DATA EXTRACT —
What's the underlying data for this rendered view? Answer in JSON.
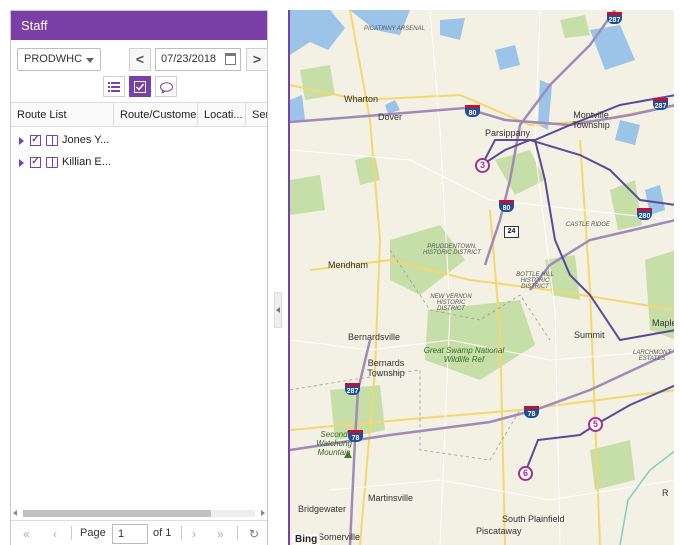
{
  "panel": {
    "title": "Staff",
    "selector_value": "PRODWHC",
    "date_value": "07/23/2018",
    "prev_label": "<",
    "next_label": ">",
    "view_buttons": [
      "list-icon",
      "check-icon",
      "comment-icon"
    ]
  },
  "grid": {
    "columns": [
      "Route List",
      "Route/Customer",
      "Locati...",
      "Ser"
    ],
    "rows": [
      {
        "label": "Jones Y...",
        "checked": true
      },
      {
        "label": "Killian E...",
        "checked": true
      }
    ]
  },
  "pager": {
    "first": "«",
    "prev": "‹",
    "page_label": "Page",
    "page_value": "1",
    "of_label": "of 1",
    "next": "›",
    "last": "»",
    "refresh": "↻"
  },
  "map": {
    "attribution": "Bing",
    "places": [
      "Picatinny Arsenal",
      "Wharton",
      "Dover",
      "Parsippany",
      "Montville Township",
      "Mendham",
      "Bernardsville",
      "Bernards Township",
      "Summit",
      "Maple",
      "Martinsville",
      "Bridgewater",
      "South Plainfield",
      "Piscataway",
      "Somerville",
      "R"
    ],
    "districts": [
      "Pruddentown, Historic District",
      "Bottle Hill Historic District",
      "New Vernon Historic District",
      "Castle Ridge",
      "Larchmont Estates"
    ],
    "parks": [
      "Great Swamp National Wildlife Ref",
      "Second Watchung Mountain"
    ],
    "interstates": [
      "80",
      "287",
      "287",
      "80",
      "280",
      "287",
      "78",
      "78"
    ],
    "state_routes": [
      "24"
    ],
    "markers": [
      "3",
      "5",
      "6"
    ],
    "route_color": "#5a4a9a",
    "marker_color": "#a0308c"
  },
  "colors": {
    "accent": "#7b3fa8"
  }
}
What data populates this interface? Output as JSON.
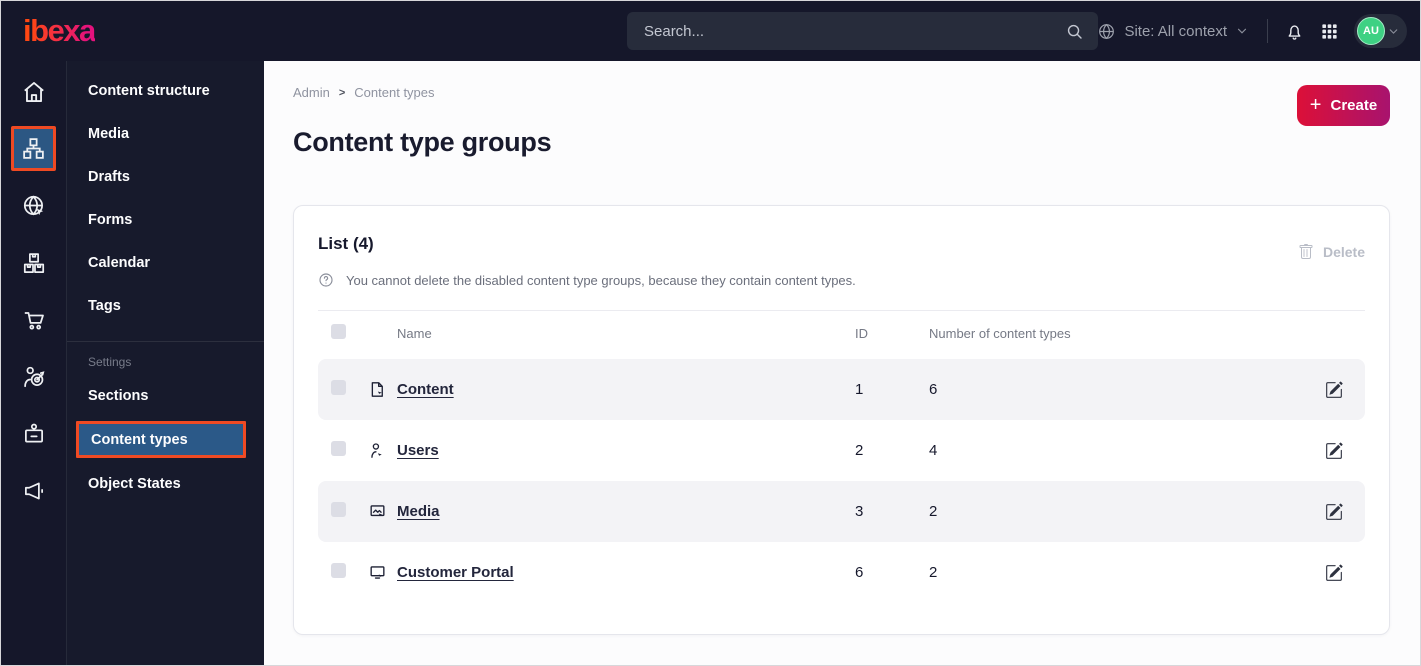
{
  "topbar": {
    "logo": "ibexa",
    "search": {
      "placeholder": "Search..."
    },
    "site_selector": {
      "label": "Site: All context"
    },
    "user_menu": {
      "initials": "AU"
    }
  },
  "icon_rail": {
    "items": [
      {
        "name": "dashboard",
        "icon": "home-icon",
        "active": false
      },
      {
        "name": "content",
        "icon": "content-structure-icon",
        "active": true
      },
      {
        "name": "site",
        "icon": "globe-cursor-icon",
        "active": false
      },
      {
        "name": "product-catalog",
        "icon": "boxes-icon",
        "active": false
      },
      {
        "name": "commerce",
        "icon": "cart-icon",
        "active": false
      },
      {
        "name": "personalization",
        "icon": "person-target-icon",
        "active": false
      },
      {
        "name": "admin",
        "icon": "badge-icon",
        "active": false
      },
      {
        "name": "marketing",
        "icon": "megaphone-icon",
        "active": false
      }
    ]
  },
  "sidebar": {
    "items": [
      {
        "label": "Content structure"
      },
      {
        "label": "Media"
      },
      {
        "label": "Drafts"
      },
      {
        "label": "Forms"
      },
      {
        "label": "Calendar"
      },
      {
        "label": "Tags"
      }
    ],
    "settings_heading": "Settings",
    "settings_items": [
      {
        "label": "Sections",
        "active": false
      },
      {
        "label": "Content types",
        "active": true
      },
      {
        "label": "Object States",
        "active": false
      }
    ]
  },
  "main": {
    "breadcrumb": {
      "items": [
        "Admin",
        "Content types"
      ],
      "separator": ">"
    },
    "create_button": {
      "plus": "+",
      "label": "Create"
    },
    "page_title": "Content type groups",
    "list_card": {
      "title": "List (4)",
      "info_text": "You cannot delete the disabled content type groups, because they contain content types.",
      "delete_button": {
        "label": "Delete",
        "disabled": true
      },
      "table": {
        "columns": {
          "name": "Name",
          "id": "ID",
          "count": "Number of content types"
        },
        "rows": [
          {
            "icon": "file-edit-icon",
            "name": "Content",
            "id": "1",
            "count": "6"
          },
          {
            "icon": "user-edit-icon",
            "name": "Users",
            "id": "2",
            "count": "4"
          },
          {
            "icon": "image-edit-icon",
            "name": "Media",
            "id": "3",
            "count": "2"
          },
          {
            "icon": "monitor-edit-icon",
            "name": "Customer Portal",
            "id": "6",
            "count": "2"
          }
        ]
      }
    }
  },
  "colors": {
    "topbar_bg": "#15172a",
    "sidebar_bg": "#171a2c",
    "active_highlight_border": "#ef4a23",
    "active_highlight_bg": "#2b5988",
    "create_gradient_start": "#dc1038",
    "create_gradient_end": "#a8136e",
    "logo_gradient_start": "#ff4713",
    "logo_gradient_end": "#e4127d",
    "avatar_bg": "#3ed183",
    "row_stripe": "#f3f3f6"
  }
}
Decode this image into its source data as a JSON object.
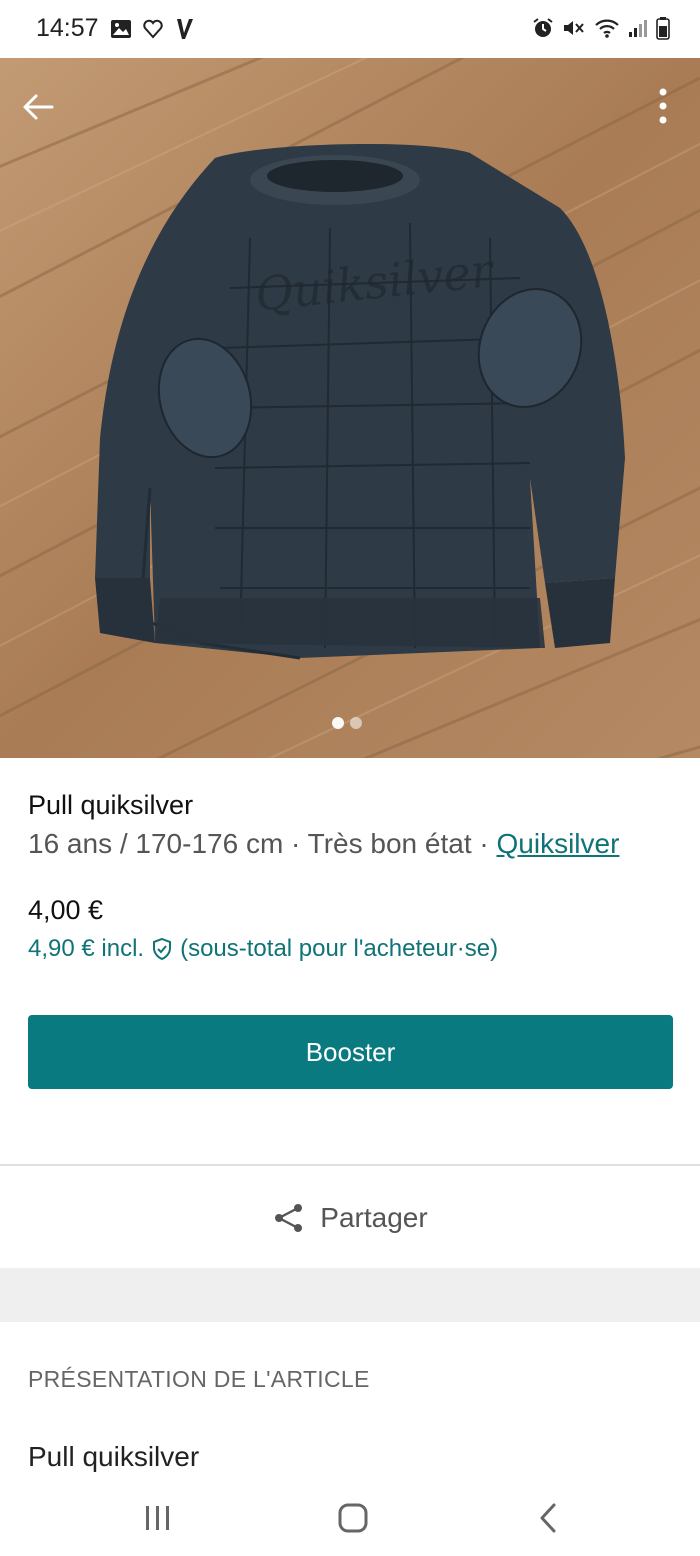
{
  "status_bar": {
    "time": "14:57",
    "icons_left": [
      "gallery-icon",
      "heart-outline-icon",
      "vinted-v-icon"
    ],
    "icons_right": [
      "alarm-icon",
      "mute-icon",
      "wifi-icon",
      "signal-icon",
      "battery-icon"
    ]
  },
  "item": {
    "title": "Pull quiksilver",
    "size": "16 ans / 170-176 cm",
    "separator": " · ",
    "condition": "Très bon état",
    "brand": "Quiksilver",
    "price": "4,00 €",
    "price_incl": "4,90 € incl.",
    "price_incl_note": "(sous-total pour l'acheteur·se)",
    "photo_count": 2,
    "photo_index": 1
  },
  "actions": {
    "boost_label": "Booster",
    "share_label": "Partager"
  },
  "details": {
    "section_title": "PRÉSENTATION DE L'ARTICLE",
    "description": "Pull quiksilver"
  },
  "colors": {
    "accent": "#087a80",
    "link": "#0f7378"
  }
}
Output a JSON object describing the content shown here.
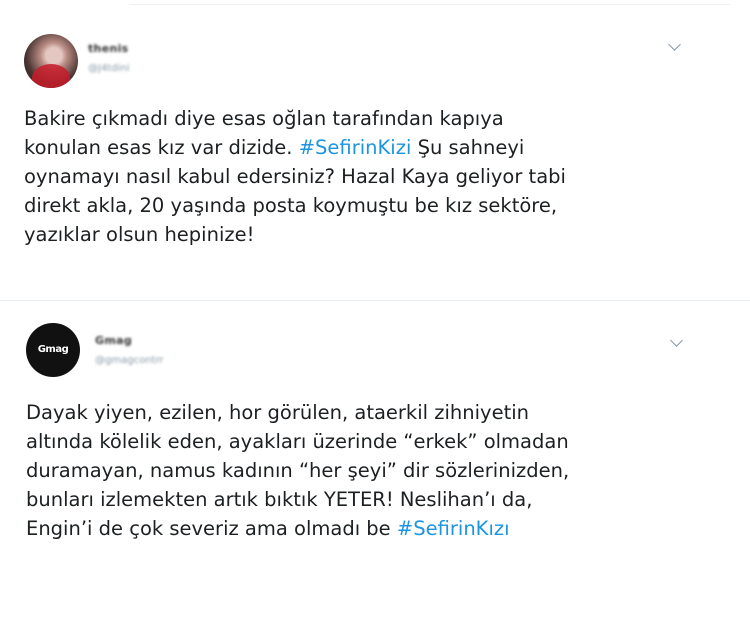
{
  "tweets": [
    {
      "display_name": "thenis",
      "handle": "@J4tdini",
      "text_before": "Bakire çıkmadı diye esas oğlan tarafından kapıya\nkonulan esas kız var dizide. ",
      "hashtag": "#SefirinKizi",
      "text_after": " Şu sahneyi\noynamayı nasıl kabul edersiniz? Hazal Kaya geliyor tabi\ndirekt akla, 20 yaşında posta koymuştu be kız sektöre,\nyazıklar olsun hepinize!"
    },
    {
      "display_name": "Gmag",
      "handle": "@gmagcontrr",
      "avatar_logo": "Gmag",
      "text_before": "Dayak yiyen, ezilen, hor görülen, ataerkil zihniyetin\naltında kölelik eden, ayakları üzerinde “erkek” olmadan\nduramayan, namus kadının “her şeyi” dir sözlerinizden,\nbunları izlemekten artık bıktık YETER! Neslihan’ı da,\nEngin’i de çok severiz ama olmadı be ",
      "hashtag": "#SefirinKızı",
      "text_after": ""
    }
  ],
  "colors": {
    "hashtag": "#1b95e0",
    "text": "#1c2022",
    "muted": "#8899a6",
    "divider": "#e6ecf0"
  },
  "icons": {
    "menu": "chevron-down-icon"
  }
}
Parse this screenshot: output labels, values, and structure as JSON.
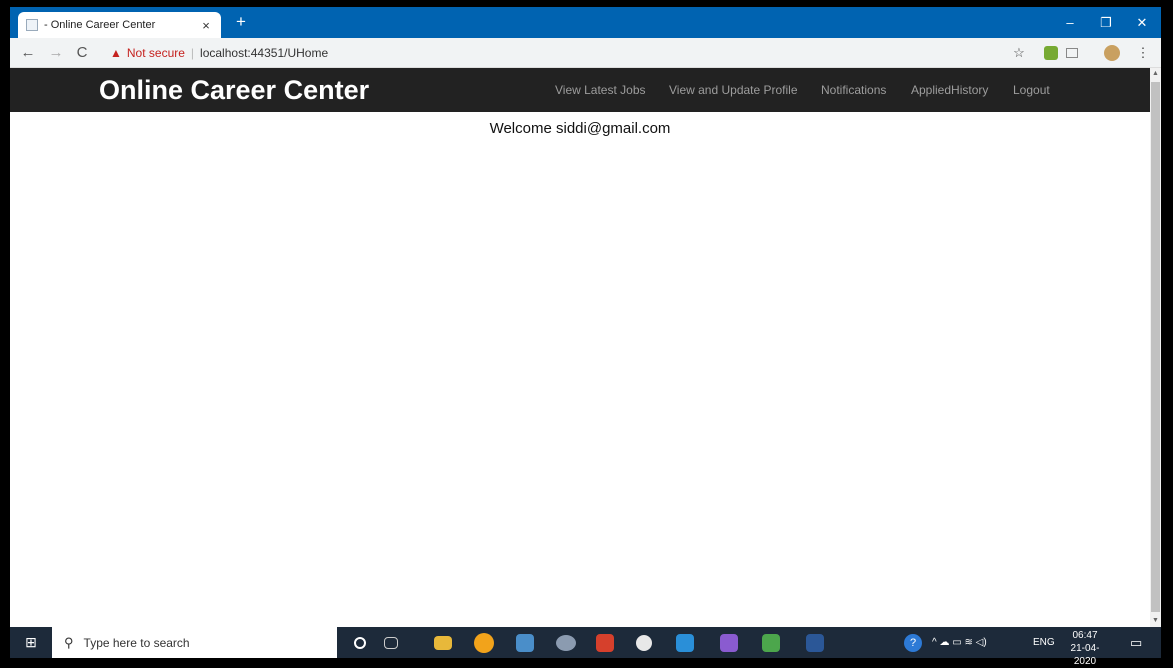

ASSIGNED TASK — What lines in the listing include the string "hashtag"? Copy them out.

REPLY —
      "hashtag": "#SefirinKizi",
      "hashtag": "#SefirinKızı",
    "hashtag": "#1b95e0",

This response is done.